Summary: Clinically I haven’t found there to be a big difference between Actonel or Fosamax. I see much more Fosamax prescribed, though. This is probably a combination of Fosamax being available as a generic and being much cheaper as well as it being first to market. Some online resources claim that Fosamax shows no evidence in helping hip fracture risk. That’s false.
Dear Curtis: At my last appointment my doctor and I started talking about putting me on a medication to treat my early osteoporosis. At this point it’s Actonel vs. Fosamax. He says those are the two most popular and that they both work the same way and have the same side effects. He told me to look into the cost of them and then he would write for whichever one I preferred.

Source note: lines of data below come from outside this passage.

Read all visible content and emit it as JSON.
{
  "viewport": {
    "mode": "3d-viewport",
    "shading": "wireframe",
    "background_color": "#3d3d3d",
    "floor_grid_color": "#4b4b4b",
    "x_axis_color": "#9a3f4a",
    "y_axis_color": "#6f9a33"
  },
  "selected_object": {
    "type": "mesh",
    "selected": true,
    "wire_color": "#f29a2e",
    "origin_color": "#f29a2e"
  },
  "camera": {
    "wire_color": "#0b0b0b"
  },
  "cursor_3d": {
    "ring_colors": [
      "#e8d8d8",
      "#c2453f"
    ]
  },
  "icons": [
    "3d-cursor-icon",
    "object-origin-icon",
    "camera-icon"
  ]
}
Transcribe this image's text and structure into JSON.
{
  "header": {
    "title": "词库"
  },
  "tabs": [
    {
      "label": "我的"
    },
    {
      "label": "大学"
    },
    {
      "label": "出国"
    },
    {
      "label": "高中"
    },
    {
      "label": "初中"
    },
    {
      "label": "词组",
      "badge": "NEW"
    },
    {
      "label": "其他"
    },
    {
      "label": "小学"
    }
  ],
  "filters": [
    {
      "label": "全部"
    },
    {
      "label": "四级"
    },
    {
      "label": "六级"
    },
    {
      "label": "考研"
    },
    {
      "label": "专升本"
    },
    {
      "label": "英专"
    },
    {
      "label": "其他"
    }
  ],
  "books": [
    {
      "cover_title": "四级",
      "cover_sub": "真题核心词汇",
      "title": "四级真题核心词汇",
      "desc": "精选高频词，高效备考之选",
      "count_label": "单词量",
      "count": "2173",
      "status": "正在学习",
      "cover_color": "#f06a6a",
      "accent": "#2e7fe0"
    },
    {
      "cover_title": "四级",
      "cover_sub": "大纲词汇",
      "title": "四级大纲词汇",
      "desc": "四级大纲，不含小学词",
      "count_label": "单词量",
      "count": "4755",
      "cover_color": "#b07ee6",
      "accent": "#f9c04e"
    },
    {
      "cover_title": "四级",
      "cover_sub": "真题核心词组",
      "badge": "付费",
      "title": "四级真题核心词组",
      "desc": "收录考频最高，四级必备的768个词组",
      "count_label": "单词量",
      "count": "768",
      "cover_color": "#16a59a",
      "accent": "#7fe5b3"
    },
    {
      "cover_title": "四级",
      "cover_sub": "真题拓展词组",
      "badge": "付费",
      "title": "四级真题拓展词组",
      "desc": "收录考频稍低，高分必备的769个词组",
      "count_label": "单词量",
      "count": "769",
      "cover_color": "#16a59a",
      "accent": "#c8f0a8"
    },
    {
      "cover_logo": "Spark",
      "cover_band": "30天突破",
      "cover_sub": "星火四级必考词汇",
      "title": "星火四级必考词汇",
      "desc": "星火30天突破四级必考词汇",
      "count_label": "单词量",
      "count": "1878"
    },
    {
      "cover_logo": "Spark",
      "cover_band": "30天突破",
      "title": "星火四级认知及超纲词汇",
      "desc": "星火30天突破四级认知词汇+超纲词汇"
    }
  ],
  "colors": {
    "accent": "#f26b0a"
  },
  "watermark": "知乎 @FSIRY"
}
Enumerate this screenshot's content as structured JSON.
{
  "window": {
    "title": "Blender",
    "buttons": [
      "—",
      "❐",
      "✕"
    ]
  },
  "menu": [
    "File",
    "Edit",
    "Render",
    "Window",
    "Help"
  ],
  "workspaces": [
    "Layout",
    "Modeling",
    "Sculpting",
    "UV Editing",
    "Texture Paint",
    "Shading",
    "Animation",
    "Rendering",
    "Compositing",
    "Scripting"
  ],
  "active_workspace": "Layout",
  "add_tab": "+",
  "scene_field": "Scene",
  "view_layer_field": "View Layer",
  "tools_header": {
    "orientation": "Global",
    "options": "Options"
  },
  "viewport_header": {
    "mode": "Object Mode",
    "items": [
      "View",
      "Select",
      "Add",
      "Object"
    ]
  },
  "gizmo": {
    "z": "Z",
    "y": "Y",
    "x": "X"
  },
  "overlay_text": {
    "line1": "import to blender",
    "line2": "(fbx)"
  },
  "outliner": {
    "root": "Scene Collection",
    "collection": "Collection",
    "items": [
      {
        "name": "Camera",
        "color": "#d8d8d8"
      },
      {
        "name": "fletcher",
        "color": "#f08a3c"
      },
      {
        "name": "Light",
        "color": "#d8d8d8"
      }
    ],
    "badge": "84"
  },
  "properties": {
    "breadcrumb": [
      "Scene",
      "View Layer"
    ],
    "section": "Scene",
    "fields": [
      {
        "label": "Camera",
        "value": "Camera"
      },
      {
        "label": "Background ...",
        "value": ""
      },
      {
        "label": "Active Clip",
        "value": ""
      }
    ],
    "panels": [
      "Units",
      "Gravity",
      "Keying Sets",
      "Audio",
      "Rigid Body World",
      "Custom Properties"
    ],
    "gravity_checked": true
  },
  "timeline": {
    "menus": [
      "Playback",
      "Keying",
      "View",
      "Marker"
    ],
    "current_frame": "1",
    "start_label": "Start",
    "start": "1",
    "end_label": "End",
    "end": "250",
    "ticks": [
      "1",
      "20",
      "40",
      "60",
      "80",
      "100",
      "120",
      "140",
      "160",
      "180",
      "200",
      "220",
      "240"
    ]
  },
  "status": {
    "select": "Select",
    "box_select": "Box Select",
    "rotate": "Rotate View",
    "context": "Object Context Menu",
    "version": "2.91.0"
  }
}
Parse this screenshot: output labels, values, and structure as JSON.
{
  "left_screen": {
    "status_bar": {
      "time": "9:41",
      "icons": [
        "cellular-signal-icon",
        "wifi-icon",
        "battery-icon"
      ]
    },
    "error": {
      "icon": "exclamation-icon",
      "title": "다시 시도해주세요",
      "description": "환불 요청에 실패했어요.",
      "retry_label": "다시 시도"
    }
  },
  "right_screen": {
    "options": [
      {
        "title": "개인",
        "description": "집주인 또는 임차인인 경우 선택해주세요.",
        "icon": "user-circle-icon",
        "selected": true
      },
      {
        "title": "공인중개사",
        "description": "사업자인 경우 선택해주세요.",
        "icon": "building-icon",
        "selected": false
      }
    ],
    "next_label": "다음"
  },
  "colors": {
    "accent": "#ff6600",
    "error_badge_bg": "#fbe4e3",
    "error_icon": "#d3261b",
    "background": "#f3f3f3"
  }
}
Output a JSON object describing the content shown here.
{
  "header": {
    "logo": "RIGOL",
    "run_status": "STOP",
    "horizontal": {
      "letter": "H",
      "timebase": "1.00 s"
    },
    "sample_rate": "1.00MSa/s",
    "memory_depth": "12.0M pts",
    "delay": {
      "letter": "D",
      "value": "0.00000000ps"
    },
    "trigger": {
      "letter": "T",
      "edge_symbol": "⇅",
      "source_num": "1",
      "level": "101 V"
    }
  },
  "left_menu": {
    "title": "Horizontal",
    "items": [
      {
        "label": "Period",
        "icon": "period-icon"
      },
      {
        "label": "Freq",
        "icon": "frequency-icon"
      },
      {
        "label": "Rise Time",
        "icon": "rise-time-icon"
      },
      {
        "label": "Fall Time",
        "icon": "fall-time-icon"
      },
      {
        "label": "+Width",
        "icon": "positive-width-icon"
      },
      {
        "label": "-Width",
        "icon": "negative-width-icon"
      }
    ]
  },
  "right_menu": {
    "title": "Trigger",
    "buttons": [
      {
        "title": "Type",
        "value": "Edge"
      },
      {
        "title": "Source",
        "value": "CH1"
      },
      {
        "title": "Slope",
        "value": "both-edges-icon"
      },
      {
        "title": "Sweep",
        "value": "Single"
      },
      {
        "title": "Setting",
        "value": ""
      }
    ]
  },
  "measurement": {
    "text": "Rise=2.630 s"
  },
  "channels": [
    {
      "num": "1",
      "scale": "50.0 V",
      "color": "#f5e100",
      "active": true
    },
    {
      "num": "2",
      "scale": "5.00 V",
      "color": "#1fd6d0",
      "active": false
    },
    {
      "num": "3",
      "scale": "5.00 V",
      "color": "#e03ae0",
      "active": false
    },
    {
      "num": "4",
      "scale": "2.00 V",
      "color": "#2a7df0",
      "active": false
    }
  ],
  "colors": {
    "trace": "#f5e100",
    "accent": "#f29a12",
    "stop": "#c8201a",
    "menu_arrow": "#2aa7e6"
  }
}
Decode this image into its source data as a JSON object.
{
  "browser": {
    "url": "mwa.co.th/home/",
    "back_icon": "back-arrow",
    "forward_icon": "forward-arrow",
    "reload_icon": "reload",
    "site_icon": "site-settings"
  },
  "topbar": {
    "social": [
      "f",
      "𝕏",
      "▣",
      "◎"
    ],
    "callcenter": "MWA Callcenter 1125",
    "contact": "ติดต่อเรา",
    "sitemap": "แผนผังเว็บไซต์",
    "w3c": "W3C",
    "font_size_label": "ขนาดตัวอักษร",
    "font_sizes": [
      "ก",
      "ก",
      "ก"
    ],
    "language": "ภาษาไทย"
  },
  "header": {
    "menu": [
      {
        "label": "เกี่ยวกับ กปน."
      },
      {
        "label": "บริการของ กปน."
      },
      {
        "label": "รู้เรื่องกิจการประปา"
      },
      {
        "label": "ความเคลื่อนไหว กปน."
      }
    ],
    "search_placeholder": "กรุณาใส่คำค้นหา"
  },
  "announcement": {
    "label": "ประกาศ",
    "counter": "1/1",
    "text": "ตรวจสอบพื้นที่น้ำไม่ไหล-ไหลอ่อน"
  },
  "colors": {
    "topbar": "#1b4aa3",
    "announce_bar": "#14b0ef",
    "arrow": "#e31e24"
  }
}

Do you agree with him? Are they pretty much the same thing? I want to make the best decision I can.
Please note: I’m referring to the once weekly forms of both drugs. These tend to be the most common forms.
If you look around or read at all online you’ll find if there is any ‘knock’ on Fosamax it is because it doesn’t have evidence showing that it helps hip fractures. Which, is a big deal because hip fractuers are not only a common spot for fractures in older folks – but it can be very hard to treat and recover from.
The biggest problem with this information is that it’s not true.
Fosamax does have evidence proving it’s effectiveness in lowering hip fracture risk.
In fact, in a 3 year study involving Fosamax in over 2,000 folks there was over a 50% reduction in hip fracture risk and just under a 50% reduction in spine fracture risk.
I don’t bring this up because Fosamax is ‘better’. Just to point out that some of the things you are going to read and hear about either of the drugs will likely be false.
With that being said there are some differences between the drugs.
Which drug do I see prescribed more often?
This is by a large margin. But, I wouldn’t put a ton of weight in this because a lot of drugs are prescribed for different reasons. Some of them are geographical. Some of them, like the case of Fosamax, are because Fosamax was the first on the market. So doctors get comfortable prescribing it and form habits. Habits aren’t broken easily.
Even more important is the price difference. Fosamax has a generic form available. Actonel doesn’t. I talk more about the price difference below.
Which drug has more side effects?
Understand that Fosamax and Actonel are both in the same drug class and essentially act the same way. I haven’t found a big difference on way or the other as far as side effects go. Both drugs can cause some muscle pain and abdominal pain or cramping. Headache is seen in studies more often than a sugar pill.
Basically, I’d consider this a wash. I haven’t found one drug to be tolerated that much better than the other.
How about drug interactions?
No real differences worth noting in my opinion. You have to watch both drugs if you take any sort of antacids, calcium and iron supplements or NSAIDS like aspirin which can increase your risk of upper gastrointestinal tract problems.
Both drugs come with the risk of esophageal problems.
However, there is a major difference between the extended-release formulations of these drugs. Actonel is designed to be taken after breakfast. Fosamax is designed to only be taken with water in a fasted state ½ hour before breakfast.
The difference in the two drugs is due to how fast and how much of the drug was absorbed in studies. Food actually helped Actonel and hurt Fosamax.
Please note: if you take the daily (immediate-release) type of Actonel then you want to go back to taking it in the fasted state. But, as I mentioned above I’m just focusing on the once weekly formulations of both drugs.
What does the evidence say?
They both work. Period.
If you pick apart the studies you can find small differences between both drugs. Essentially, they kind of even out over the long haul.
Remember, these drugs act the same way and are in the same drug class. While there were differences in the clinical studies I’m not comfortable saying that they were really big enough to make a difference.
Which one is cheaper?
Fosamax. By a large margin.
It’s been available as a generic for a while now.
I’d encourage you to shop around a bit if you are paying cash. You’d be surprised how much prices fluctuate from pharmacy to pharmacy.
With that being said, if you pay straight-up cash for both once a week drugs you’ll probably find that Fosamax (the generic called alendronate) is about 30% to 50% the cost of Actonel. Actonel is not scheduled to become available generically until 2013.